  22. 22. added, “I think the potential to offer Another applicable lesson from the Engaging youth isn’t easy and does- library services that profoundly YouthALIVE! experience is that the n’t happen overnight. But one way impact youngsters’ lives is powerful.” level of young people’s involvement is libraries can begin to more deeply all-important. “You know you’ve got involve youth is by finding appropri- “The potential is enormous,” a good program when kids are so ate ways for them to participate in Chelton agreed, but she added that excited they want to tell you about the planning of services and pro- strong leadership and the will of what they’re learning or they amaze grams. One of the first steps many management are necessary to work you by putting together a terrific libraries take in this area is inviting through government and library summer day-camp program for young people to participate in focus bureaucracy. With increased institu- younger children,” Beane said. “You groups and surveys. These research tional capacity, some opportunities also know they’ve been engaged at a tools provide a way for libraries to are just waiting to be tapped, she very deep level when you learn of a find out how current customers use said. “Adolescents are already com- teen on the verge of dropping out of the library, how non-users perceive it ing to the library for homework and school who’s decided to give it and what both groups need most research.

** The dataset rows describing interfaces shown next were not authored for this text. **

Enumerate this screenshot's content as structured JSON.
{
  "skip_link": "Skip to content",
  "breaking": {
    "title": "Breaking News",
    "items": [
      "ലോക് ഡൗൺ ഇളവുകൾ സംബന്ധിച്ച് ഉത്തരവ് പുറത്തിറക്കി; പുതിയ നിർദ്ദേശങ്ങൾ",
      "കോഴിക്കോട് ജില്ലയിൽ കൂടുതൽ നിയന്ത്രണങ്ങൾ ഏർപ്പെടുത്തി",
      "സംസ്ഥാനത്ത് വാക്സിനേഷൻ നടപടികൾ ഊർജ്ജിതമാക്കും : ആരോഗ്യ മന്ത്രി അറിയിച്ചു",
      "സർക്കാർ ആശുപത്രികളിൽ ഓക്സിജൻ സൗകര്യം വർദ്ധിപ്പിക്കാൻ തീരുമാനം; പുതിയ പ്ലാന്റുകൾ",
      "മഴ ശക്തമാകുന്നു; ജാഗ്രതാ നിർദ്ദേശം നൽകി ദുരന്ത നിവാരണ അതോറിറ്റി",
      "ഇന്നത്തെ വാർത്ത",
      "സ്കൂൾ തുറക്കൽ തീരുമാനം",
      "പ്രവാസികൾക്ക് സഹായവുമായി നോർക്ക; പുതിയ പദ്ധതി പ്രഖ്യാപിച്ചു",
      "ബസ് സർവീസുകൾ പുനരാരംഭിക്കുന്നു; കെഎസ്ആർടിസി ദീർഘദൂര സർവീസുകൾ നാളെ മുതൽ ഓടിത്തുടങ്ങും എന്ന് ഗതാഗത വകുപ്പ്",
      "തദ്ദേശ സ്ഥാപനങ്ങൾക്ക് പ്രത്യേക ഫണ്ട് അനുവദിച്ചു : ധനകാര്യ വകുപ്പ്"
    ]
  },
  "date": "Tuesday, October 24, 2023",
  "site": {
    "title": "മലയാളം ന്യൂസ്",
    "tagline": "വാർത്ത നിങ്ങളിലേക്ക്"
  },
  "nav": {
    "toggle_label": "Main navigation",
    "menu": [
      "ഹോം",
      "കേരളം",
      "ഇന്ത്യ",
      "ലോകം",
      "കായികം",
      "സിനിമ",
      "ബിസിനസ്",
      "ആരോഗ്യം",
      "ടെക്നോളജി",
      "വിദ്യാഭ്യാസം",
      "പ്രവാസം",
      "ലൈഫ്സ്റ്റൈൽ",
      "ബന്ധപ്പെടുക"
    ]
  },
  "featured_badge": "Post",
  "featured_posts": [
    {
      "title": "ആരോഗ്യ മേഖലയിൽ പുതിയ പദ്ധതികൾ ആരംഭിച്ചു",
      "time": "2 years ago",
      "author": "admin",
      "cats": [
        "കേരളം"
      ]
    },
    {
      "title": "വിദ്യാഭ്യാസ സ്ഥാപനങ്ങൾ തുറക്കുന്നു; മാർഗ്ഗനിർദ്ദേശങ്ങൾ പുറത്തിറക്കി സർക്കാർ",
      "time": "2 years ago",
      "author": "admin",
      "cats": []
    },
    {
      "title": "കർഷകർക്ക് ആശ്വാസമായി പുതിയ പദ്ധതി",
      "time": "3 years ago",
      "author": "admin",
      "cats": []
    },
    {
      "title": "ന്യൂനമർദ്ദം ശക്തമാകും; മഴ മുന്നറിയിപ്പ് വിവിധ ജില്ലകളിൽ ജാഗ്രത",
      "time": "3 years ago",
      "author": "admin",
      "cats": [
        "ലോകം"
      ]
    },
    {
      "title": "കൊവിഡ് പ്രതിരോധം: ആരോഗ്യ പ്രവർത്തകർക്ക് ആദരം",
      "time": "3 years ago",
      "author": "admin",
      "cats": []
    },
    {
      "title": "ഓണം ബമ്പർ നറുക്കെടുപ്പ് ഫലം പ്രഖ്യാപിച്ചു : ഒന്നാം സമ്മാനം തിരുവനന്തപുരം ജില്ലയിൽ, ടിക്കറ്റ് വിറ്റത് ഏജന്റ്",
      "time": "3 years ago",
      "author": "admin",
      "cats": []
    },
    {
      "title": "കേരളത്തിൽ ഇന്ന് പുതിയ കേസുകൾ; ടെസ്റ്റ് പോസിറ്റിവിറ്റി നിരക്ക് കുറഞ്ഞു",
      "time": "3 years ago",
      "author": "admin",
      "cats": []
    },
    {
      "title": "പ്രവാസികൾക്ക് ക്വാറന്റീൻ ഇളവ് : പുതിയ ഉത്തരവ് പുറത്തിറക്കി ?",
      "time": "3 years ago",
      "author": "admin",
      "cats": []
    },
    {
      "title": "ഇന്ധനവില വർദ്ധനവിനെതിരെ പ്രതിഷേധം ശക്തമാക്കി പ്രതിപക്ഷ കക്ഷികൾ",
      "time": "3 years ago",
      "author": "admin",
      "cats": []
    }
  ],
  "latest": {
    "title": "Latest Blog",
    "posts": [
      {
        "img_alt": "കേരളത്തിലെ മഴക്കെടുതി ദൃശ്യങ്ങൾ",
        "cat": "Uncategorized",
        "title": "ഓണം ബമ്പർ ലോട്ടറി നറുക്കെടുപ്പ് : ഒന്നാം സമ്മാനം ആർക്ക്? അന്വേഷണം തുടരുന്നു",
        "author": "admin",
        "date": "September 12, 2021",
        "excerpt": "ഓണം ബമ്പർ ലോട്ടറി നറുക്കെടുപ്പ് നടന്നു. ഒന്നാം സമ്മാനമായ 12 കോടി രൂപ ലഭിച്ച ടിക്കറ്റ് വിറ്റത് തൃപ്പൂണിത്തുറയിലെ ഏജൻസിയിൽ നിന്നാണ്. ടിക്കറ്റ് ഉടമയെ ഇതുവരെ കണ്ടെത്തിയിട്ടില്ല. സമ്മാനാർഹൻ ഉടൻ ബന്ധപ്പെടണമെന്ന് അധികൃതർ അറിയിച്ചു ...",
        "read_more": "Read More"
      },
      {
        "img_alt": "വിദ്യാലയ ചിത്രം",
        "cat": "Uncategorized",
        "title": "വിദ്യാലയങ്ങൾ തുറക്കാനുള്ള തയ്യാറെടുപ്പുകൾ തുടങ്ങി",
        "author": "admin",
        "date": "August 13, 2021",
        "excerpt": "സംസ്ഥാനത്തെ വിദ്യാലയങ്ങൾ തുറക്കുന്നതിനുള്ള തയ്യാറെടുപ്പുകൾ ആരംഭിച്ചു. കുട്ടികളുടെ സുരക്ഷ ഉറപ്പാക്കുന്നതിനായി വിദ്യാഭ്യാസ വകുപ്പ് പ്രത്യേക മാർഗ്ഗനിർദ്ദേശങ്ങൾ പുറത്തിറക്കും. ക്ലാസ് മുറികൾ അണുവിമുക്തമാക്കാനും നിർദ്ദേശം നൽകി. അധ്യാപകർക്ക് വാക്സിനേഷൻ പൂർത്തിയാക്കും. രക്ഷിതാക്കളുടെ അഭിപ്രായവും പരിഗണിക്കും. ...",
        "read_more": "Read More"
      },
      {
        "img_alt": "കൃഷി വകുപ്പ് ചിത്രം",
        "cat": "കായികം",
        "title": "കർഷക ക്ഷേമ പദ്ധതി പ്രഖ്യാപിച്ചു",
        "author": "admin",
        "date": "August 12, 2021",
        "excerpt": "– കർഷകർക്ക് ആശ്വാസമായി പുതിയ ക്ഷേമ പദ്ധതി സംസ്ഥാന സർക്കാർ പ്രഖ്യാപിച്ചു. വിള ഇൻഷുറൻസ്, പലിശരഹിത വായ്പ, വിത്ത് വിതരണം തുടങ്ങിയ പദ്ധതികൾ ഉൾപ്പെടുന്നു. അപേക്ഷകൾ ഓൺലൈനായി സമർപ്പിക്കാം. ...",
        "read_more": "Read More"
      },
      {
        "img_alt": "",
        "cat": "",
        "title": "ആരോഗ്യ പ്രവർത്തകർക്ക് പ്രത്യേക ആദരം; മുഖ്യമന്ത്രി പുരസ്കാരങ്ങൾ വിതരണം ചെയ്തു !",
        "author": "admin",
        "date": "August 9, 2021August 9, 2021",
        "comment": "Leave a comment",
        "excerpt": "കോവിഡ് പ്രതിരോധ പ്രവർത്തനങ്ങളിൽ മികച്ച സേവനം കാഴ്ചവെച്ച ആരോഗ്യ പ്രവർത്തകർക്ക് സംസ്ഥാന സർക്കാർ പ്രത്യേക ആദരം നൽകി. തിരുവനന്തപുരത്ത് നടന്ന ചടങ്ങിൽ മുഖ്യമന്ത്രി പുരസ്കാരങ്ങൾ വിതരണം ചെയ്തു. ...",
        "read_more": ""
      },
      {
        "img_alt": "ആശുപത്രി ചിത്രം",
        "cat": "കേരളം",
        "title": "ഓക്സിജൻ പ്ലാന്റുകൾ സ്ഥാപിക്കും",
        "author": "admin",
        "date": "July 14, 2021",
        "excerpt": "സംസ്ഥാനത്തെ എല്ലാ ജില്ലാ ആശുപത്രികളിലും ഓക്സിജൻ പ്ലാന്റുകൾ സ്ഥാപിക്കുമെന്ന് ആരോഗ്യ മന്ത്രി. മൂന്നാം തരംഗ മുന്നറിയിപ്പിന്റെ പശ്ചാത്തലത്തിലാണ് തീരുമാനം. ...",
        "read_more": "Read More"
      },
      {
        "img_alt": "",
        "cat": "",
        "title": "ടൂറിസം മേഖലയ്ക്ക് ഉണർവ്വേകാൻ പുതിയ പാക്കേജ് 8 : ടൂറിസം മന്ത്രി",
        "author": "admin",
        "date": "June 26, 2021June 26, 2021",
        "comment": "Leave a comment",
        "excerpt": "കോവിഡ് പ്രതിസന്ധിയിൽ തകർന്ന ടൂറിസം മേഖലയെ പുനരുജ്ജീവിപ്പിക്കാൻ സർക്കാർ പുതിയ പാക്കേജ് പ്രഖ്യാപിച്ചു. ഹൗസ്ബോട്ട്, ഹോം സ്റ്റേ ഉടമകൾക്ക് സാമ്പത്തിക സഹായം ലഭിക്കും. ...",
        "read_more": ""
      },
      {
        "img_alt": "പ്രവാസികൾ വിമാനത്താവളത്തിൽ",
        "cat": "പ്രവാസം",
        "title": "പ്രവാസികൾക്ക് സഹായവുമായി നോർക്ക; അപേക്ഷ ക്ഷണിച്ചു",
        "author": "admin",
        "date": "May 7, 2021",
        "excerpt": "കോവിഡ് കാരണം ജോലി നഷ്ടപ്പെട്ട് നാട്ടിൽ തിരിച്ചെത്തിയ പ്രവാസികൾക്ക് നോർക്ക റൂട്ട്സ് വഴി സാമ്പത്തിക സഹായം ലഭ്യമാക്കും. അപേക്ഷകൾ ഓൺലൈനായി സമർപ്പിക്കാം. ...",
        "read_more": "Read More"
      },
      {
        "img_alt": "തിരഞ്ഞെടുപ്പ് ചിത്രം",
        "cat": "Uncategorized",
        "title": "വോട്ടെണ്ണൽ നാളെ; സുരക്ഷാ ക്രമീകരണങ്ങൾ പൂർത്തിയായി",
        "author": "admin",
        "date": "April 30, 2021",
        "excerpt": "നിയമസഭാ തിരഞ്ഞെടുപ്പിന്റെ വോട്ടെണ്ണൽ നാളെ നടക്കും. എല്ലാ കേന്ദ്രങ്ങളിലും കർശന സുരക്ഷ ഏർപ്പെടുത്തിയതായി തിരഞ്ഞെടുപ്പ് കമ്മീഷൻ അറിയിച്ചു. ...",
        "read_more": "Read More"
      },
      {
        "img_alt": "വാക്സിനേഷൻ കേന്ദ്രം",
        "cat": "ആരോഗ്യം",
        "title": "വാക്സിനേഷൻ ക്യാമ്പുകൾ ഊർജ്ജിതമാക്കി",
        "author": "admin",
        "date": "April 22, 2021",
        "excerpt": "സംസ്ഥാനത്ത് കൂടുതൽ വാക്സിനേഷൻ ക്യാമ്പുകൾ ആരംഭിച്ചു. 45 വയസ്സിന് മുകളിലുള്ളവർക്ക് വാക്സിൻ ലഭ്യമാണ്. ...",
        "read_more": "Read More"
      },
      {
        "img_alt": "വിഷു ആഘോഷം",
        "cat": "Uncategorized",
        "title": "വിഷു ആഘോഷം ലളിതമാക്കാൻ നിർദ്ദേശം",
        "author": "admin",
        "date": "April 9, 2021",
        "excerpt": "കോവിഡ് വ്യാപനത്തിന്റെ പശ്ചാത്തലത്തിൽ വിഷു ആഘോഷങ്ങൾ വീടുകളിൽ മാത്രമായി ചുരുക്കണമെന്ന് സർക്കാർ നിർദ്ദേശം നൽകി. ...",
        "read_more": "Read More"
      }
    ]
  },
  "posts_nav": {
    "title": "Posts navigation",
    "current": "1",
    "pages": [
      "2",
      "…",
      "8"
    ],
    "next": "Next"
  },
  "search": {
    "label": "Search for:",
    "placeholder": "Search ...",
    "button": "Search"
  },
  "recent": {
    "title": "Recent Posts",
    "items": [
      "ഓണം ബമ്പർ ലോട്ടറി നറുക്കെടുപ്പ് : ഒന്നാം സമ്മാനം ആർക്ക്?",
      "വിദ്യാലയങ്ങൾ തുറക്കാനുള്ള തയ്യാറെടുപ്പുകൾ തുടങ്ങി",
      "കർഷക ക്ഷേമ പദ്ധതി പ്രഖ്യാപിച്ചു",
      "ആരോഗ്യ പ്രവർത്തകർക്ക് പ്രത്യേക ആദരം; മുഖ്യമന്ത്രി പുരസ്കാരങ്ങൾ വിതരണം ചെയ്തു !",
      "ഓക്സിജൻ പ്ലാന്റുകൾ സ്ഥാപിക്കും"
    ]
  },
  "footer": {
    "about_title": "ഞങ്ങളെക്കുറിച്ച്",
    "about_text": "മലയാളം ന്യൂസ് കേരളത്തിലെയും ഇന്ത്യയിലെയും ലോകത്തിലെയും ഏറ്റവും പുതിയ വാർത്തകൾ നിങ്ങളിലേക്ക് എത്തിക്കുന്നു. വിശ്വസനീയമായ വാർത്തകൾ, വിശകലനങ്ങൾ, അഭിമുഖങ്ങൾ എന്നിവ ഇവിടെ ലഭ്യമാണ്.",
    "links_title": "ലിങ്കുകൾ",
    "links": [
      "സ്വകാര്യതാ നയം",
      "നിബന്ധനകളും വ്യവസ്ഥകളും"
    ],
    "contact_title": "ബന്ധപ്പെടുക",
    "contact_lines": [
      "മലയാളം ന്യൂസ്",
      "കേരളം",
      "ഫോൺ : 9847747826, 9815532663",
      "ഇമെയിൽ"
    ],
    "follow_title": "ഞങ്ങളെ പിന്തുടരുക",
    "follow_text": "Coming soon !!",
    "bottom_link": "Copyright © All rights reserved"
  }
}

If all we do is show them another shot or you hear adolescent from the library. Some libraries also how to find answers to reference girls talking about postponing preg- form youth advisory groups that questions, we’ve lost an opportunity. nancy because they want to continue help them stay abreast of the needs So much more can be done to help their education.” and concerns of young people, pro- or even save these kids.” vide suggestions for new and exist- Especially when working with youth ing services and programs, and help at risk of failing in school, quality of publicize activities. programming and depth of engage- ment are so much more important than large attendance numbers, Beane added. DEEPENING SERVICES 21 C h a l l e n ge s an d O p p o r t u n i t i e s